But waiting to plant is hard. So I let myself get egged on by Jodi of Bloomingwriter to “just keep planting,” despite the fact she lives in Nova Scotia and I most certainly do not. I went out an bought a Summerwine Ninebark and a couple of Acapulco Salmon & Pink Agastaches and some Mexican Feather Grass and promptly planted them. Now, experienced gardeners would know that transplanting perennials when it’s just shy of 100˚F is unwise. But I remember reading Christo reminisce about when he was a child and his father took him to meet Gertrude Jekyll at her home in Surrey, and he observed that she was transplanting out in her borders in July. I used this to justify my chosen course of planting while ignoring the loud disclaimer booming in my head “THIS IS NOT SURREY AND YOU ARE NOT GERTRUDE JEKYLL!” Amazingly, through conscientious watering and the generous relief of afternoon shade, they are coming through. But even I cannot ignore deprecating voices in my head forever, so when I finally got my Abies glauca prostrata and Tsuga Canadensis ‘Moon Frost’, I let them rest in their pots in the shade. Looking a bit crispy from their stay at the nursery certainly helped their cause. I may plant the Hemlock as the weather is going to be a touch cooler next week and it’s new home is in the coolest and shadiest part of the garden. Reason may yet prevail.

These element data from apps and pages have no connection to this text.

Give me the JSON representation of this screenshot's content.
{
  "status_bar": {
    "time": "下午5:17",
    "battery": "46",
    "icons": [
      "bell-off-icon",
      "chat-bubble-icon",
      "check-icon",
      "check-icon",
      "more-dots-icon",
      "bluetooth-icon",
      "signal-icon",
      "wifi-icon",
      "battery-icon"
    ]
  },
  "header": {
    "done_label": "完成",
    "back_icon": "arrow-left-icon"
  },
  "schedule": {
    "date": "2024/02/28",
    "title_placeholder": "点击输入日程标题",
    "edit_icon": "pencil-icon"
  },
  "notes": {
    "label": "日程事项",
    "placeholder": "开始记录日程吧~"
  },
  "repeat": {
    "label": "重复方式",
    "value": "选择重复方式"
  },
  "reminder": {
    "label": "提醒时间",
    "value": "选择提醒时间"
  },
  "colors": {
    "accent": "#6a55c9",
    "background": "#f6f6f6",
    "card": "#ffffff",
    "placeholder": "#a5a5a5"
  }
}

The Hostas didn’t get off so easily. With the patio project, all the plants from that border which I hadn’t moved this spring had to go. These particular Hostas were waiting for the removal of some Iris rhizomes, which didn’t happen until recently, when it was 95˚F out. Determined to move them the same day of the Iris eviction, I went ahead. Providentially, a cold front rolled in and the temperature dropped down to the upper 60s. I moved them quickly, cut off their flowers, and watered them generously into newly composted ground. I’m pleased to say they are not showing any signs of stress even now as the hotter air has returned.

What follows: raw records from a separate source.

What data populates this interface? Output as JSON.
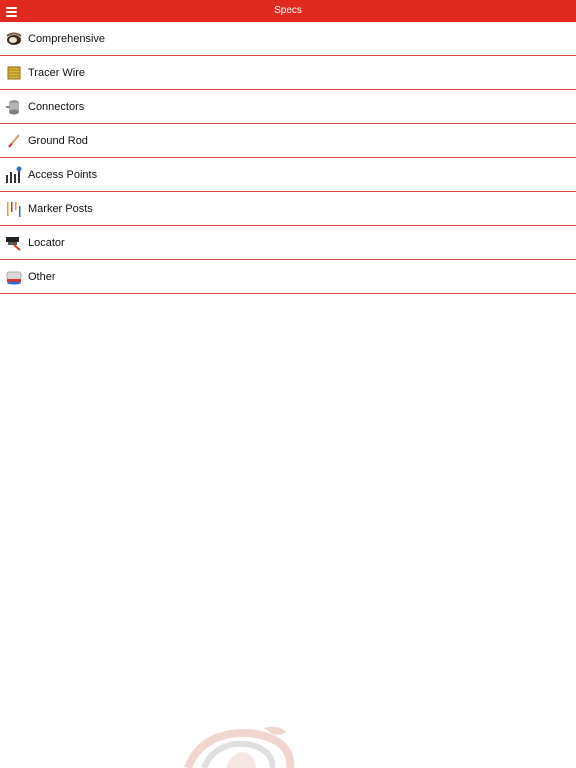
{
  "navbar": {
    "title": "Specs",
    "menu_icon": "hamburger-menu-icon",
    "background": "#e02a1f"
  },
  "list": {
    "divider_color": "#e74a43",
    "items": [
      {
        "label": "Comprehensive",
        "icon": "comprehensive-icon"
      },
      {
        "label": "Tracer Wire",
        "icon": "tracer-wire-icon"
      },
      {
        "label": "Connectors",
        "icon": "connectors-icon"
      },
      {
        "label": "Ground Rod",
        "icon": "ground-rod-icon"
      },
      {
        "label": "Access Points",
        "icon": "access-points-icon"
      },
      {
        "label": "Marker Posts",
        "icon": "marker-posts-icon"
      },
      {
        "label": "Locator",
        "icon": "locator-icon"
      },
      {
        "label": "Other",
        "icon": "other-icon"
      }
    ]
  },
  "watermark": {
    "icon": "snake-logo-icon"
  }
}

Needless to say, I’ve been burning through my gardening karma.
So, I figured I needed something to distract me, ergo the patio project. I had my brother and the hubby out cutting up sod and dirt and roots with the sod-cutter earlier this week. There was a good deal of root carnage to the maple, which I feel badly about. Although, it’s a relatively small area; I’m sure it’ll be fine…eventually. But with the grass gone, the tree won’t have to compete for water anymore. But seeing a beautiful new curve of bare dirt is tempting me down destructive paths. No! We are not planting. This is a patio area. No plants! It’s so hard to say no! Especially when you are cutting through a tangle of roots in order to remove six inches of topsoil.
I just hope the heat breaks as I get out to dig up the rest of those Iris rhizomes and a few cubic yards of topsoil.